What happened

Shares of eBay Inc. (NASDAQ:EBAY) were down 9.1% as of 2:45 p.m. EDT Thursday after the online marketplace announced mixed quarterly results and reduced its full-year revenue guidance.

More specifically on the former, eBay's second-quarter revenue climbed 9.1% year over year to $2.64 billion, or near the low end of last quarter's guidance for a range of $2.64 billion to $2.68 billion. On the bottom line, that translated to adjusted earnings of $533 million, or $0.53 per share, up from $0.45 per share in last year's second quarter and above eBay's outlook for a range of $0.50 to $0.52.

eBay office building at sunset.

Image source: eBay.

So what

The underlying drivers of eBay's results were mostly positive. Active buyers across its platforms grew 4% to 175 million. And gross merchandise volume increased 10% (7% at constant currency) to $23.6 billion, translating to 9.4% growth (or 6% at constant currency) in Marketplace revenue to $1.837 billion. Classifieds platform revenue also climbed 18% to $259 million. But sales at StubHub rose a more modest 4% to $246 million.

CEO Devin Wenig noted that the company has continued executing its strategy, both improving the eBay experience and pursuing opportunities in the advertising and payments spaces.

Now what

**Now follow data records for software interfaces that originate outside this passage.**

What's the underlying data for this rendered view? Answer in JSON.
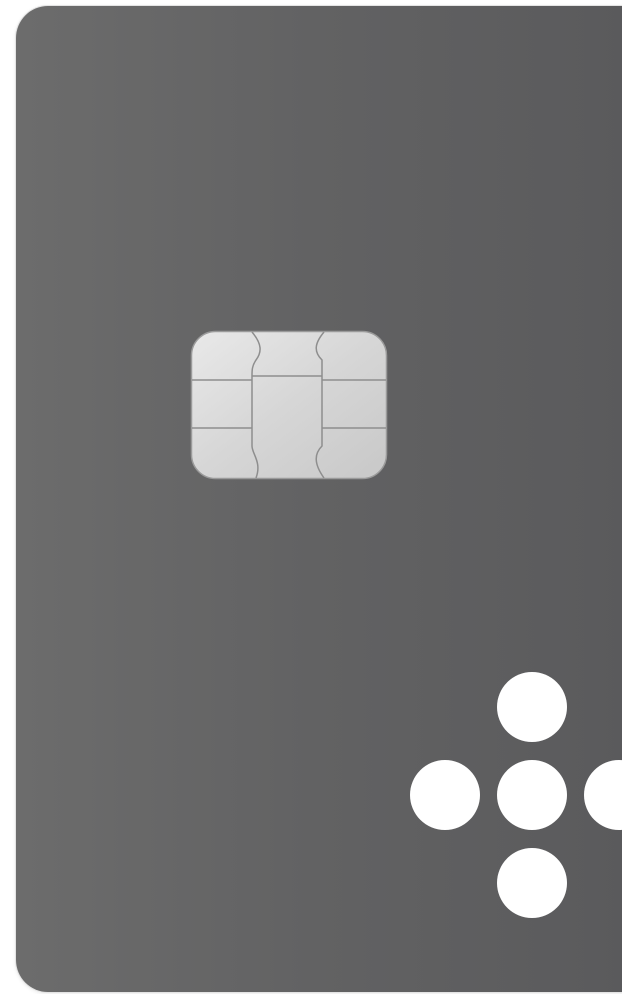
{
  "card": {
    "color": "#626263",
    "chip": {
      "icon": "emv-chip-icon",
      "color": "#d9d9d9"
    },
    "logo": {
      "icon": "plus-dots-logo-icon",
      "color": "#ffffff",
      "dot_count": 5
    }
  }
}
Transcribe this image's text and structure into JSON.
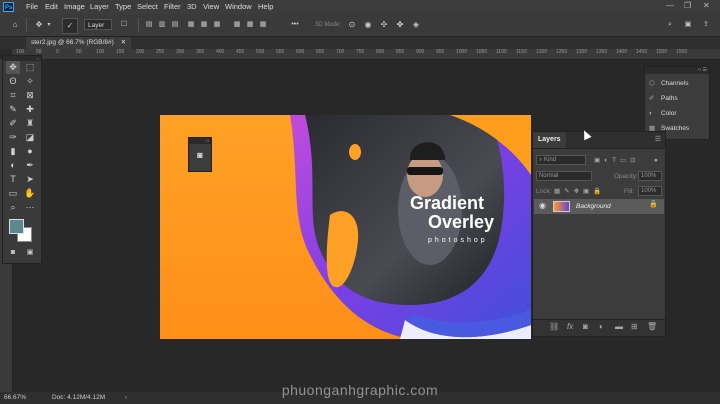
{
  "menubar": {
    "items": [
      "File",
      "Edit",
      "Image",
      "Layer",
      "Type",
      "Select",
      "Filter",
      "3D",
      "View",
      "Window",
      "Help"
    ],
    "logo": "Ps"
  },
  "optionsbar": {
    "layer_dropdown": "Layer",
    "mode_label": "3D Mode:"
  },
  "document_tab": {
    "label": "ster2.jpg @ 66.7% (RGB/8#)"
  },
  "ruler_ticks": [
    "100",
    "50",
    "0",
    "50",
    "100",
    "150",
    "200",
    "250",
    "300",
    "350",
    "400",
    "450",
    "500",
    "550",
    "600",
    "650",
    "700",
    "750",
    "800",
    "850",
    "900",
    "950",
    "1000",
    "1050",
    "1100",
    "1150",
    "1200",
    "1250",
    "1300",
    "1350",
    "1400",
    "1450",
    "1500",
    "1550"
  ],
  "canvas": {
    "headline_1": "Gradient",
    "headline_2": "Overley",
    "subtitle": "photoshop",
    "colors": {
      "orange": "#ff9d1c",
      "purple": "#7b3fe4",
      "blue": "#3f4fd8",
      "pink": "#c04bd8"
    }
  },
  "layers_panel": {
    "tab": "Layers",
    "kind_placeholder": "Kind",
    "blend_mode": "Normal",
    "opacity_label": "Opacity:",
    "opacity_value": "100%",
    "lock_label": "Lock:",
    "fill_label": "Fill:",
    "fill_value": "100%",
    "layer_name": "Background"
  },
  "right_panel": {
    "items": [
      "Channels",
      "Paths",
      "Color",
      "Swatches"
    ]
  },
  "status": {
    "zoom": "66.67%",
    "doc": "Doc: 4.12M/4.12M"
  },
  "watermark": "phuonganhgraphic.com"
}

For the full year, however, eBay also reduced its outlook for 2018 revenue to be in the range of $10.75 billion to $10.85 billion, from its previous range of $10.9 billion to $11.1 billion. eBay also modestly increased its expected 2018 earnings range to $2.28 per share to $2.32 per share, up from $2.25 to $2.30 previously.

Management subsequently explained that with nearly 60% of eBay's business generated from international markets, this new outlook accounts for the negative effects on revenue of the strengthening U.S. dollar. It also assumes there won't be improvements in StubHub's market in the second half of the year.

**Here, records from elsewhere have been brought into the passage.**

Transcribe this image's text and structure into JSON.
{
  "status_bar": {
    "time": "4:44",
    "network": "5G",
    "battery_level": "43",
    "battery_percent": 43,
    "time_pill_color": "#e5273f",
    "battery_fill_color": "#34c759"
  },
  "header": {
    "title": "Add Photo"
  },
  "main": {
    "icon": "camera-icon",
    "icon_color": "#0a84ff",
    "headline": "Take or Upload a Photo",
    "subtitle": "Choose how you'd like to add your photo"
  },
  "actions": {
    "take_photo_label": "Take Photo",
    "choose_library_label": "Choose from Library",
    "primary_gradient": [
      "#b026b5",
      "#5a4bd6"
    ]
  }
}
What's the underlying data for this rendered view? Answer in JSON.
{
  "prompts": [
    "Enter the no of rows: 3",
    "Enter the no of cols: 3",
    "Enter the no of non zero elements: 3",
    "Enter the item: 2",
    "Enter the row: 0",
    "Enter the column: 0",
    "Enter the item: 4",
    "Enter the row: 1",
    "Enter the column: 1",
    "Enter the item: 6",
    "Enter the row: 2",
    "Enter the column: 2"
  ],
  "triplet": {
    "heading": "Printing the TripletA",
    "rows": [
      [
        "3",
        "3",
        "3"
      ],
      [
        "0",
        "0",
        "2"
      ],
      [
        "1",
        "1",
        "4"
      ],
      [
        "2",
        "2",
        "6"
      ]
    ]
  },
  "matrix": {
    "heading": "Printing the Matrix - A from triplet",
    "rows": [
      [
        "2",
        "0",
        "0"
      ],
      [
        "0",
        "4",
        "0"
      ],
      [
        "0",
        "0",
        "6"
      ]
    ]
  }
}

In the end, that was more than enough to make investors doubt whether eBay stock is the best place to put their money to work, and shares are responding in kind.

Steve Symington has no position in any of the stocks mentioned. The Motley Fool recommends eBay. The Motley Fool has a disclosure policy.